What would happen in that money stayed in corporate profits or was given out as dividends? Half a billion dollars is about 10 percent of net income for McDonald’s. Shareholders might get an even bigger dividend. The CEO might see his pay bump up from $8 million to $9 million. Retained earnings could increase. Would the CEO and the shareholders spend an extra $300 million in consumer purchases in the United States? More likely, they’ll take another trip to Paris, or gamble some more in the stock market. None of that helps the U.S. economy. What would McDonald’s do with its extra $200 million? The U.S. market is saturated, so they will likely invest in new stores in other countries. Again, no help for the U.S.
Economics is not an objective science, as Ms. Romer might want us to believe. It is derived with unprovable assumptions, biases, and in most cases in America, a wish-based idolatry of the market. If anything, the stagnation of the minimum wage over the past thirty years is part of the transfer of income from low-income and middle class workers to the already privileged. Raising the minimum wage so that it keeps up with the increases in productivity of the American worker is not a half-rate measure. Rather, it is one important tool in rebuilding the middle class.
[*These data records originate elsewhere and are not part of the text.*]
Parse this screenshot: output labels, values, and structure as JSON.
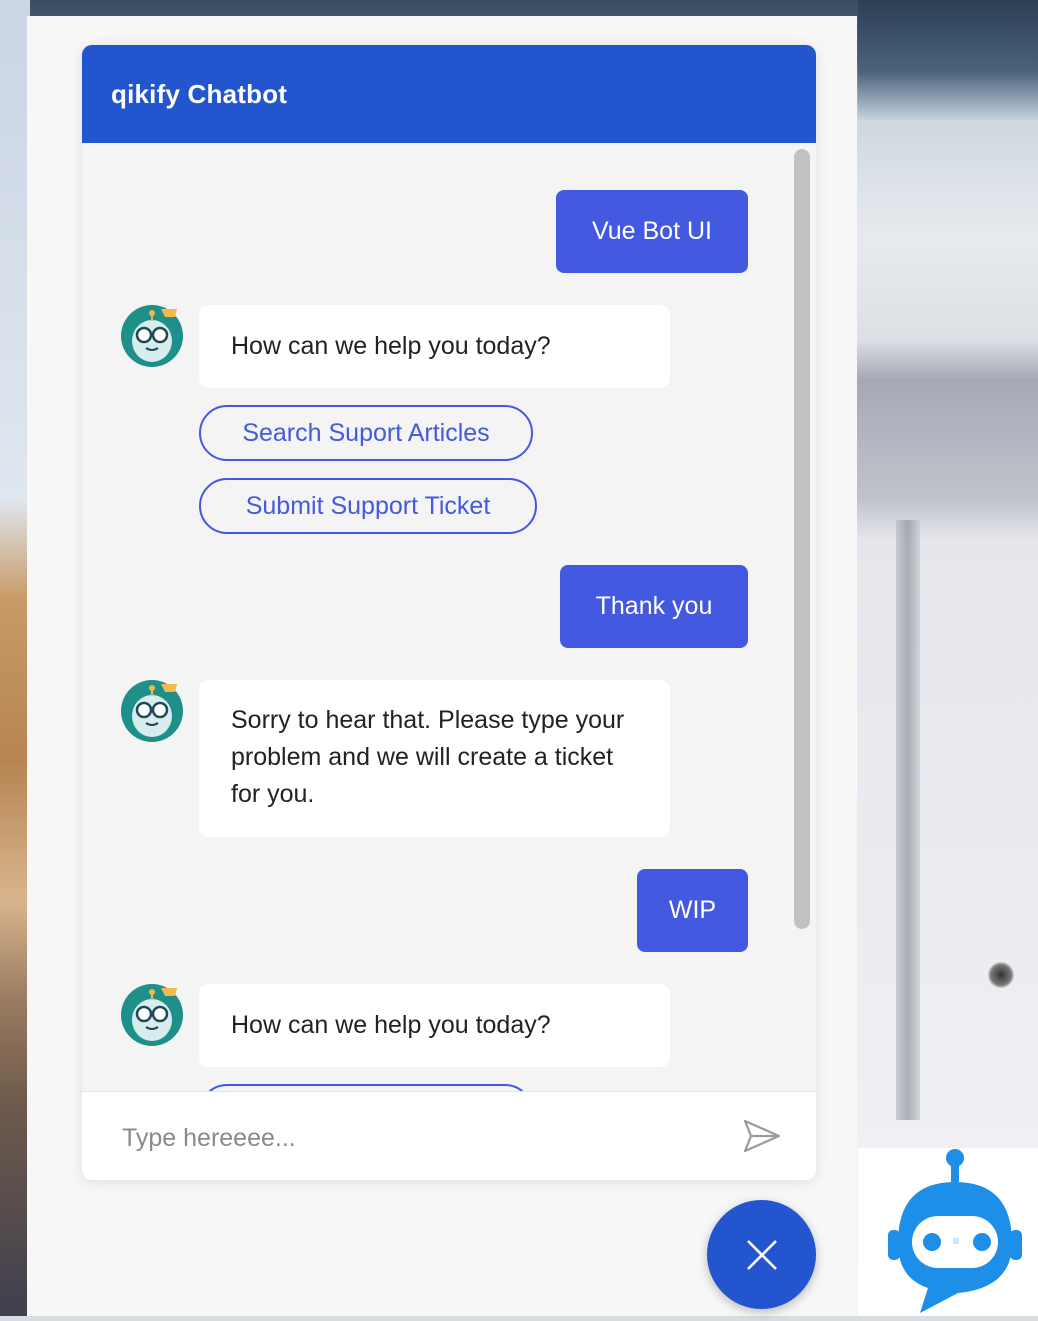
{
  "chat": {
    "title": "qikify Chatbot",
    "messages": [
      {
        "sender": "user",
        "text": "Vue Bot UI"
      },
      {
        "sender": "bot",
        "text": "How can we help you today?"
      },
      {
        "sender": "bot-options",
        "options": [
          "Search Suport Articles",
          "Submit Support Ticket"
        ]
      },
      {
        "sender": "user",
        "text": "Thank you"
      },
      {
        "sender": "bot",
        "text": "Sorry to hear that. Please type your problem and we will create a ticket for you."
      },
      {
        "sender": "user",
        "text": "WIP"
      },
      {
        "sender": "bot",
        "text": "How can we help you today?"
      }
    ],
    "input": {
      "placeholder": "Type hereeee...",
      "value": ""
    }
  },
  "icons": {
    "avatar": "robot-avatar-icon",
    "send": "send-icon",
    "close": "close-icon",
    "launcher": "robot-logo-icon"
  },
  "colors": {
    "header": "#2355cf",
    "user_bubble": "#4359df",
    "bot_bubble": "#ffffff",
    "board": "#f4f4f4"
  }
}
This column, by John Burbank, originally appeared in the Huffington Post business blog